Web page and app entries:
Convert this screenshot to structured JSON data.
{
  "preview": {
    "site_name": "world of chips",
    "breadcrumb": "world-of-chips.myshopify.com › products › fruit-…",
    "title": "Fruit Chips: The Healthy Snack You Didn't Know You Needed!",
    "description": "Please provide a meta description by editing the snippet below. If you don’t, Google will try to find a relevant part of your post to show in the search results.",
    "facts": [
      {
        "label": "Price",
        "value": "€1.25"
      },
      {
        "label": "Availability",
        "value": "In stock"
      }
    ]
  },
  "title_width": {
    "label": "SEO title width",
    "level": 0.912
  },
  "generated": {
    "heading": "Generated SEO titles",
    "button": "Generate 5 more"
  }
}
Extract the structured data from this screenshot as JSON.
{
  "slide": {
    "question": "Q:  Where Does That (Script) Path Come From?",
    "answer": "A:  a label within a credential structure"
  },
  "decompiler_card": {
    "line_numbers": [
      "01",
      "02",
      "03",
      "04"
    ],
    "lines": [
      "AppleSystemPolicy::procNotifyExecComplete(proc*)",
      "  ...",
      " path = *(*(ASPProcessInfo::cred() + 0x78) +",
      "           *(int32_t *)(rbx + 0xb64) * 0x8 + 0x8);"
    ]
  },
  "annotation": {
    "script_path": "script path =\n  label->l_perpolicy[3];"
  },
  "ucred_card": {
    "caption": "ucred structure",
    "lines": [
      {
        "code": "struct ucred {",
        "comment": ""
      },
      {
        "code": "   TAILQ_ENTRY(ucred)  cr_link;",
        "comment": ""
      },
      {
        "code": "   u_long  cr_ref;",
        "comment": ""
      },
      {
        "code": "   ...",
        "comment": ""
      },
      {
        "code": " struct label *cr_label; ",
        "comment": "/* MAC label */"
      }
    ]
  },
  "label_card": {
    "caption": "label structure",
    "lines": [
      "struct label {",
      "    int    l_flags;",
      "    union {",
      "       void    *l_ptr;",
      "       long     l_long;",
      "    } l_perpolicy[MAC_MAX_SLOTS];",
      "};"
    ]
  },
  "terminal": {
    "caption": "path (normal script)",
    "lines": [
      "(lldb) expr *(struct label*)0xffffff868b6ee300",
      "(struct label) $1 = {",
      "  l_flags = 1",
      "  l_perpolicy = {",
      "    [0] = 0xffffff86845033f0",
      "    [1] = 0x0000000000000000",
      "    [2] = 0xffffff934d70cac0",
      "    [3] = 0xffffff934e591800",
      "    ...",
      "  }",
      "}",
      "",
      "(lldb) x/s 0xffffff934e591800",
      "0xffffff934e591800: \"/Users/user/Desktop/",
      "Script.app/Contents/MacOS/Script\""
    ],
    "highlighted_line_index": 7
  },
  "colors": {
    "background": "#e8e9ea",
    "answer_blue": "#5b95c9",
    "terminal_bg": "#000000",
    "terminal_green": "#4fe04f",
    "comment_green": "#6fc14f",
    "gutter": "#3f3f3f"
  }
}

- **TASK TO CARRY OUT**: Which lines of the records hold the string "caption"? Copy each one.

- **EXERCISE RESULT**:
    "caption": "ucred structure",
    "caption": "label structure",
    "caption": "path (normal script)",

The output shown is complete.